More from Greater Britain, A record of travel in English-speaking Countries during 1866 and 1867, by Sir Charles W. Dilke, published 1870. He talks about the Vigilance Committee that started in San Francisco, due to a lack of adequate policing and scant law and order in general. This resulted in a horrific situation…

Mr Dilke writes: The very night of their organization…the work of the Committee began.

He said some boatmen at Central Wharf saw something which led them to follow a man out into Yerba Buena Cove. They captured him “after a sharp row”. A Sydney convict, Jenkins, had on board a safe stolen from a bank. He threw it overboard but the safe was recovered from the water. He was carried off to the committee-room of the Vigilants. The chief of police arrived around one a.m. but he and his men were rebuffed with a show of revolvers. After a trial of sorts, the man was hanged.

Mr Dilke writes: In July, 1851, the Committee hanged another man on the Market-street wharf, and appointed a sub-committee of thirty to board every ship that crossed the bar, seize all persons suspected of being “Sydney Coves”, and re-ship them to New South Wales.

He continues: In August came the great struggle between the Vigilants and constituted authority. It was sharp and decisive. Whittaker and McKenzie, two Sydney Coves, were arrested by the Committee for various crimes, and sentenced to death. The next day, Sheriff Hayes seized them on a writ of habeas corpus, in the rooms of the Committee. The bell was tolled; the citizens assembled, the Vigilants told their story, the men were seized once more, and by noon they were hanging from the loft of the committee-house, by the ordinary lifting tackle for heavy goods. Fifteen thousand people were present and approved.
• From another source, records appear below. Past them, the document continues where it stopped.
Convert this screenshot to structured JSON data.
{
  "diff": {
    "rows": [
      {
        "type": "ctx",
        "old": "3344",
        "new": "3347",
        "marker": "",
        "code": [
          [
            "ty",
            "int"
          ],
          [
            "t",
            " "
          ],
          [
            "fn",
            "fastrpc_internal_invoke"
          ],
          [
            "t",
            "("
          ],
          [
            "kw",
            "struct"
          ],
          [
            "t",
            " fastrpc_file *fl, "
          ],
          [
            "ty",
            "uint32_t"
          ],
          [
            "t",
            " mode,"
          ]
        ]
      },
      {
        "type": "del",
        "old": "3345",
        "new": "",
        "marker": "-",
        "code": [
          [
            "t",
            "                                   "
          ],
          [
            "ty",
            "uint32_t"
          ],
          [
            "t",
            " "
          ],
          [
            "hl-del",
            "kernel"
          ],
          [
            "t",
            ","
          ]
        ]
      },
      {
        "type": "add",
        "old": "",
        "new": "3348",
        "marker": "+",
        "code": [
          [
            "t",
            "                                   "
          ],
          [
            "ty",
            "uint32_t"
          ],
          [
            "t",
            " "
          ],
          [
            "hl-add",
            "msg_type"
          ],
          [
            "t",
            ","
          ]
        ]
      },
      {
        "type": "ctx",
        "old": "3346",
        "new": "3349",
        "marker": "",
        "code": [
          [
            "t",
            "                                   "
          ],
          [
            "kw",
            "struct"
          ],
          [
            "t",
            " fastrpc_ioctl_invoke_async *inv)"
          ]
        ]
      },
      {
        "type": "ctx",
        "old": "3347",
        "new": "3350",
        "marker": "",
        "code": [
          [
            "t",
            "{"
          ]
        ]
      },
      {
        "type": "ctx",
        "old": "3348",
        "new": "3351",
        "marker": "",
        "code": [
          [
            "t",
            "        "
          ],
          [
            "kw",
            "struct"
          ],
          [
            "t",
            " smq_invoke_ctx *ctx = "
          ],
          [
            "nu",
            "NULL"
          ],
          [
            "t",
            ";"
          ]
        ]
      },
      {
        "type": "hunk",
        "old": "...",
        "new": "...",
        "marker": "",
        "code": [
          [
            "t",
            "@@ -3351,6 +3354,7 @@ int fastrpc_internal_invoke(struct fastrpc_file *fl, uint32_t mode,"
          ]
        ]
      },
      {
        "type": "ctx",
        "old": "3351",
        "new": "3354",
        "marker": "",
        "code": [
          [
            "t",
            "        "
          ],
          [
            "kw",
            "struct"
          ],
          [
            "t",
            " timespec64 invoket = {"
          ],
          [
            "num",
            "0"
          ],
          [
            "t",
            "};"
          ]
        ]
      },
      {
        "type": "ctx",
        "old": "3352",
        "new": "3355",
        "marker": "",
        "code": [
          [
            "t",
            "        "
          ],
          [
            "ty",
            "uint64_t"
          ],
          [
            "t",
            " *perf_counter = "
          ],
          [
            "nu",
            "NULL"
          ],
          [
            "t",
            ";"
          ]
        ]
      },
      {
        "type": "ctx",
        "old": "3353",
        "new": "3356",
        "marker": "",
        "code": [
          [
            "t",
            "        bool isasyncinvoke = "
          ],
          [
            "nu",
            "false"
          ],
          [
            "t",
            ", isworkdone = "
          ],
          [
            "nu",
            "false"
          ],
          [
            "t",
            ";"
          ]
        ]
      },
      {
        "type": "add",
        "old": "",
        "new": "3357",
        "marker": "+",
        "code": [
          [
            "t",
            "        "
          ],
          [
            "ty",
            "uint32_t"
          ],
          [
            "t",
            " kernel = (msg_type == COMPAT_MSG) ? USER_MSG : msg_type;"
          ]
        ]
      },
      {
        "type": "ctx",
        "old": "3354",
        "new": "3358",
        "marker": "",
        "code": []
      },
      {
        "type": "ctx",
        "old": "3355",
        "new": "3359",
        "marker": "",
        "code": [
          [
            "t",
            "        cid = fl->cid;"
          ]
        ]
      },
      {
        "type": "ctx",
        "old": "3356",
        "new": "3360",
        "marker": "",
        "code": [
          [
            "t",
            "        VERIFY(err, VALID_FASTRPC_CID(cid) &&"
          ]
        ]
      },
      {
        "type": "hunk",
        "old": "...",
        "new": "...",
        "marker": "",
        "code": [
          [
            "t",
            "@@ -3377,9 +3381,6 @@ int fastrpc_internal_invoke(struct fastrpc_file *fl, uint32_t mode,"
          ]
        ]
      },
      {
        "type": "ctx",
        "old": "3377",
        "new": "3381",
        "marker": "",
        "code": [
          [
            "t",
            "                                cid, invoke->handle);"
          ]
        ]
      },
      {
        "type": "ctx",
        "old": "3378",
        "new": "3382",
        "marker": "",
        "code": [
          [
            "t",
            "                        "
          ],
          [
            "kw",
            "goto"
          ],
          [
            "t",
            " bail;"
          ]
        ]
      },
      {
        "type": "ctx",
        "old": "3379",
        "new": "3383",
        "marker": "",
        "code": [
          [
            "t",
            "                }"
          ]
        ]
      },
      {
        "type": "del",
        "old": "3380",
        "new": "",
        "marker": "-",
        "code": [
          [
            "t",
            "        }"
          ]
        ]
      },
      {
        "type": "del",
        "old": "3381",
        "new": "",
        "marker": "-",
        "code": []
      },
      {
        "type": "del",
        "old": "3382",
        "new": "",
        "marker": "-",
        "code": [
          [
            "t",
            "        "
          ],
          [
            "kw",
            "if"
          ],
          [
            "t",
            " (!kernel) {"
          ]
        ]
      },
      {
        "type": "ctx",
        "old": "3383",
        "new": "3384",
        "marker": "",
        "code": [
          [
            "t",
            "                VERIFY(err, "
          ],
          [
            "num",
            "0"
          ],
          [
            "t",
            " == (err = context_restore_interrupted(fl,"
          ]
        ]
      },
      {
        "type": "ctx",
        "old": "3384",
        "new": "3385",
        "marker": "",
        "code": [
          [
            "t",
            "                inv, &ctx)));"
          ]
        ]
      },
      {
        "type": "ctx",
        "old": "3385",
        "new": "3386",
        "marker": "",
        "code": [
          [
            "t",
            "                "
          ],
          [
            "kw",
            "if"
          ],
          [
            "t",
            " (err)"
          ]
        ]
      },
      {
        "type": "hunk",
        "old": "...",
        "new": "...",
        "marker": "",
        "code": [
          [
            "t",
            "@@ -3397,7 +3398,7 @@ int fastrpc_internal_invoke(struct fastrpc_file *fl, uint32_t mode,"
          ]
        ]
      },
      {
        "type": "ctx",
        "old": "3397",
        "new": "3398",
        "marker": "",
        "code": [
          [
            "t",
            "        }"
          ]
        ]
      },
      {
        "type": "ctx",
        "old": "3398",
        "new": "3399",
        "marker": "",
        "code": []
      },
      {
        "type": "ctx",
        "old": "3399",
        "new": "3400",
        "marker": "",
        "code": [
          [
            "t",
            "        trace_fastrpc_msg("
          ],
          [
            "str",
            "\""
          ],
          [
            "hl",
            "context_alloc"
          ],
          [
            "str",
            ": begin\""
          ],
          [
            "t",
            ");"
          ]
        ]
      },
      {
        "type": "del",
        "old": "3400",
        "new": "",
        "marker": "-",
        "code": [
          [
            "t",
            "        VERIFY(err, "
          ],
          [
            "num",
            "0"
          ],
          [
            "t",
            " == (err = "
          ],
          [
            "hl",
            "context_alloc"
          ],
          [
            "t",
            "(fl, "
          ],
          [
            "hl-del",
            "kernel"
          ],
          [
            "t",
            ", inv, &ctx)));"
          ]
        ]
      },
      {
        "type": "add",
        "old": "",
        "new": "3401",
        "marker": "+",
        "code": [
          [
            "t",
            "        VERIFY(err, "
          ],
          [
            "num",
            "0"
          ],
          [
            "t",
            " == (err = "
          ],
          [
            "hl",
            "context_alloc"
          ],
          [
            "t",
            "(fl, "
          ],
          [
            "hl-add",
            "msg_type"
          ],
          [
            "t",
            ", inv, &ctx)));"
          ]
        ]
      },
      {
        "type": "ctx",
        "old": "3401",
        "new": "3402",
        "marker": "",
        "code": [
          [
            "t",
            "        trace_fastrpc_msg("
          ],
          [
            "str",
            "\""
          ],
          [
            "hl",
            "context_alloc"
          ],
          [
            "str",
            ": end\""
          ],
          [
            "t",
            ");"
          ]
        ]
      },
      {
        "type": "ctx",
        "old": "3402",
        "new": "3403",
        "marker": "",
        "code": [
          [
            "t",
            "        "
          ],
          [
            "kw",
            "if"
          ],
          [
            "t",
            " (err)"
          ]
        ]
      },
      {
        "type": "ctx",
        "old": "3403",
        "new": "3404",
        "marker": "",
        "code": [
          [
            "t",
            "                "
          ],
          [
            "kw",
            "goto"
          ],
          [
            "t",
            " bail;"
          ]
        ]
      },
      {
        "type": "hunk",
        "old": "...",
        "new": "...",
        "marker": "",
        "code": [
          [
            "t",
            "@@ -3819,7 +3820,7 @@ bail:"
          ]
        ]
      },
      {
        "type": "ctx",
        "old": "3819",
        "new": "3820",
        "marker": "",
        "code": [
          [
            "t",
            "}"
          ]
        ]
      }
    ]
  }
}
Apparently “by September, the Vigilants had transported all the “Coves” on whom they could lay their hands”. The vigilantes wound down their interest in the Australian ex-convicts.

-see Greater Britain: A record of travel in English-speaking Countries during 1866 and 1867, by Sir Charles Wentworth Dilke, Macmillan, 1870.